Register Forgot login?

© 2002-2019
Encyclopaedia Metallum

Best viewed
without Internet Explorer,
in 1280 x 960 resolution
or higher.

Privacy Policy

Speed After Speed - 95%

Chernobog, March 14th, 2014

Sometime back, during my quest to seek out the earlier works of Judas Priest, I had skipped over this album in favor of it's successor, "Stained Class". Which is disappointing, not only because this album is crucial (from the metal critic and historian's point of view) in seeing the transition Priest made to that album, but because this album immediately kicks your ass less than 10 seconds in, and continues to do so with minimal reprieve. Probably their heaviest album up to that point, "Sin After Sin" shows a band who is growing closer to discovering their identity as a band. The heavy songs are heavier, faster and more frenetic than before, and Rob Halford's voice soars over the songs, like an opera singer for a hellish orchestra.

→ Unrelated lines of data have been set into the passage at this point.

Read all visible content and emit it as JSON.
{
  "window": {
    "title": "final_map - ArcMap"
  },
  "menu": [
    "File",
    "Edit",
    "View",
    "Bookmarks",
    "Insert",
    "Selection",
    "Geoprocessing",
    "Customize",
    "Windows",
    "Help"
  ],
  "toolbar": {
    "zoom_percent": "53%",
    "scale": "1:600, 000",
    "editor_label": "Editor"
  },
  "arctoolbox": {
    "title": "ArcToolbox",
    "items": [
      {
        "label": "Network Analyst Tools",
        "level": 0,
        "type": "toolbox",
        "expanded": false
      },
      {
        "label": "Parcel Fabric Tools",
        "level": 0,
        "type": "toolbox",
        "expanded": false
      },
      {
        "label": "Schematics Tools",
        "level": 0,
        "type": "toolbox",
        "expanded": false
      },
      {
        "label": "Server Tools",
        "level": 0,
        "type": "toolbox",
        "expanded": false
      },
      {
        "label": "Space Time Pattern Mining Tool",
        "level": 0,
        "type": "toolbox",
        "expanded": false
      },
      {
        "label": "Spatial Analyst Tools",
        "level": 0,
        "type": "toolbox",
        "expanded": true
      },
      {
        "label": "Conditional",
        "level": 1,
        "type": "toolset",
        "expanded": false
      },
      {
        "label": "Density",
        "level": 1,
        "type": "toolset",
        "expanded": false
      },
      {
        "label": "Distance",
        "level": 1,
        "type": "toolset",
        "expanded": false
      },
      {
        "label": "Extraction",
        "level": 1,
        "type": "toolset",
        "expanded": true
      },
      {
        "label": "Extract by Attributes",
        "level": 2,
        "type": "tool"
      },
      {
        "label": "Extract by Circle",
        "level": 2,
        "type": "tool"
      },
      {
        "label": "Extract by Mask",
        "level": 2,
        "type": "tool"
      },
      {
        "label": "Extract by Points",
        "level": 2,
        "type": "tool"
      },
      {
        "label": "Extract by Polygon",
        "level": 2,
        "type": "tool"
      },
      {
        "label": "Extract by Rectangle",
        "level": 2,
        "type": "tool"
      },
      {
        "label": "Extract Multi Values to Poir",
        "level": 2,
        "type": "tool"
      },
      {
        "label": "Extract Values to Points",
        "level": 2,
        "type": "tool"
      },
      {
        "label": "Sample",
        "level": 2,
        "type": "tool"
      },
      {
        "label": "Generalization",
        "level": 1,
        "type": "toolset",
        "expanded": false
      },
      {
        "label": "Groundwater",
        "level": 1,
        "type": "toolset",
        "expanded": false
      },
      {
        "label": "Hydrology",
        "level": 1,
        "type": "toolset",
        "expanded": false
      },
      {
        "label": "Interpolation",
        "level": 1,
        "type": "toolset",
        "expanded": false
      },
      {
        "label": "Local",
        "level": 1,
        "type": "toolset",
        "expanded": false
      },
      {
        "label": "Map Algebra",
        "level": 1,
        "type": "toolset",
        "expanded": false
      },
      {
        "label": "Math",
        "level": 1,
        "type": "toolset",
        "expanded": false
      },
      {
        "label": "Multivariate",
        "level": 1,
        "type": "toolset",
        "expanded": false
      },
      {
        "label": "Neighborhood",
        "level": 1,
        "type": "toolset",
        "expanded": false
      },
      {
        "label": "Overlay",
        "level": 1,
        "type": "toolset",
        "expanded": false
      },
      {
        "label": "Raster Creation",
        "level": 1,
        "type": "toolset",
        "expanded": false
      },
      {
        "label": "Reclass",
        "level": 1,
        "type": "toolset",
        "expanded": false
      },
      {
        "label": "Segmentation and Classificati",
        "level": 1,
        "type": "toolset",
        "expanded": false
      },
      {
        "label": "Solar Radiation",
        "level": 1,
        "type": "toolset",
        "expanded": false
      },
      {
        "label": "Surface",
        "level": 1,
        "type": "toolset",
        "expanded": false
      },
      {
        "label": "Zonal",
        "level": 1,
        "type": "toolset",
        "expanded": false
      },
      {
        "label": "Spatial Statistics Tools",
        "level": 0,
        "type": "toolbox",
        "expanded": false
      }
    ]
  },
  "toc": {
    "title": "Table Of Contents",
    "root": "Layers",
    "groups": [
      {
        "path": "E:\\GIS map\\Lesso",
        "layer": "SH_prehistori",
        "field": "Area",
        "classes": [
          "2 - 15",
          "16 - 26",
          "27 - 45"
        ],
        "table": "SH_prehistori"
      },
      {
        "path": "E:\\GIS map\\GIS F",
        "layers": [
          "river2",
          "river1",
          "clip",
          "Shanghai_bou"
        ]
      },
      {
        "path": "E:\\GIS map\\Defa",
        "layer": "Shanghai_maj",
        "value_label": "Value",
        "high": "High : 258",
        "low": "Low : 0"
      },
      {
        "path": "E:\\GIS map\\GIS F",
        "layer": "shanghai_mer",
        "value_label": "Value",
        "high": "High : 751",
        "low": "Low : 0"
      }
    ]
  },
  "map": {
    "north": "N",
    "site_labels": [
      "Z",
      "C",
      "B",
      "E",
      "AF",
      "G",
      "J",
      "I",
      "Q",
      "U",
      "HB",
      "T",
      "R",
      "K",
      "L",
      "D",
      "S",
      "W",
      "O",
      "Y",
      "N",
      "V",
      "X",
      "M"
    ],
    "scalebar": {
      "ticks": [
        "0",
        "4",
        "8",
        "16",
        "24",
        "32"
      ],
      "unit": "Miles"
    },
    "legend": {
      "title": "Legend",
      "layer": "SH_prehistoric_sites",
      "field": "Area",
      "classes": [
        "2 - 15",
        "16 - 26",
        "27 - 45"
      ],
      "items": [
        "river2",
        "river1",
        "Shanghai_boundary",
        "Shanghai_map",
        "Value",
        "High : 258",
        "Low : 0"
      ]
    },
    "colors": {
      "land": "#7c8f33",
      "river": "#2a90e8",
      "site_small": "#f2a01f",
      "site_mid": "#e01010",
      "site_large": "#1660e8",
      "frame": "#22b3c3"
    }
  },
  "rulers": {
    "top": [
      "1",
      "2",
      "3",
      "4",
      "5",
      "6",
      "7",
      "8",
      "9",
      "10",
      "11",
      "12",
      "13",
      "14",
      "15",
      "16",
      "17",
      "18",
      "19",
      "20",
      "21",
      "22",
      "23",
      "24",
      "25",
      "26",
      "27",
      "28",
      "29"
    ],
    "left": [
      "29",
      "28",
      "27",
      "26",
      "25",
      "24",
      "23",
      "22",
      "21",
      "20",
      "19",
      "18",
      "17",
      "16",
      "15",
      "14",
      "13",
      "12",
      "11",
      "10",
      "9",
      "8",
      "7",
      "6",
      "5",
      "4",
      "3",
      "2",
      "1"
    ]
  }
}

Although every track has it's own highlights, there are a few tracks in particular that I feel deserve notice, since they show the musical progress Judas Priest has made, and since they continue to influence heavy metal to this day. Mid-way through the album, we are hit with "Let us Prey/Call for the Priest", which mixes the prog elements that we've come to expect from Priest's previous albums with the up tempo metal attack of the rest of the album, almost helping to invent the idea of prog metal. The song also contains a duel guitar solo that predates Iron Maiden's albums by three years. "Here Come the Tears" is one of two ballads on the album, but I mention this over the excellent "Last Rose of Summer" (a song with a watery guitar tone and soulful melody that sounds as if it could have influenced Pearl Jam, of all bands) because it grows closer to what Judas Priest would accomplish with "Beyond the Realms of Death" in terms of mixing melancholy with metal. Of course, there is "Dissident Aggressor", the epic finale of the album, where Rob's falsetto reaches unprecedented heights and the guitar attack sounds like a precursor to the thrash metal that dominated the 80s (no wonder Slayer covered it!). The closest thing to a "commercial" song on this album, even more so than "Last Rose of Summer" is the Joan Baez cover "Diamonds and Rust". With remarkably calm guitars and a rhythm line that brings Heart to mind, the song seems a prediction of Priest's more commercial work in the 80s, as well as much of the commercial metal in the 80s in general.

Although those songs deserve note because of the influence I feel they had on heavy metal (as well as rock in general), this isn't to discredit the rest of the album, especially the ripping opener "Sinner" that feels like the logical realization of the "Born to Be Wild" riff. I also can't help but pass up the hard rocking "Raw Deal" if mainly for the innuendo in the lyrics: "All eyes hit me as I walked into the bar/ Ad seeing other guys were fooling with the denim dudes". Though the reference to gay culture should now be blatant to anyone familiar with Judas Priest's career, it wouldn't have been as obvious then, when leather gay bars were still in the shadows of society, and such a reference would be an esoteric in joke. So I have to admire that, even when Rob Halford was "in the closet", he still left subtle hints to his sexuality with only a wink and smile to any possibly knowing fans (though the line "The true freedom of expression I demand is human rights" should have been a no brainer even then).

Released in 1977, the year punk rock was king, the speed of the songs on the album seem like Priest's answer to bands like the Sex Pistols, and some of the songs are still fast and heavy enough to go up against today's metal. The progressive elements feel better integrated into the album than their previous two efforts, and Judas Priest now have their own identity as a band separate from the rest of the crowd at the time.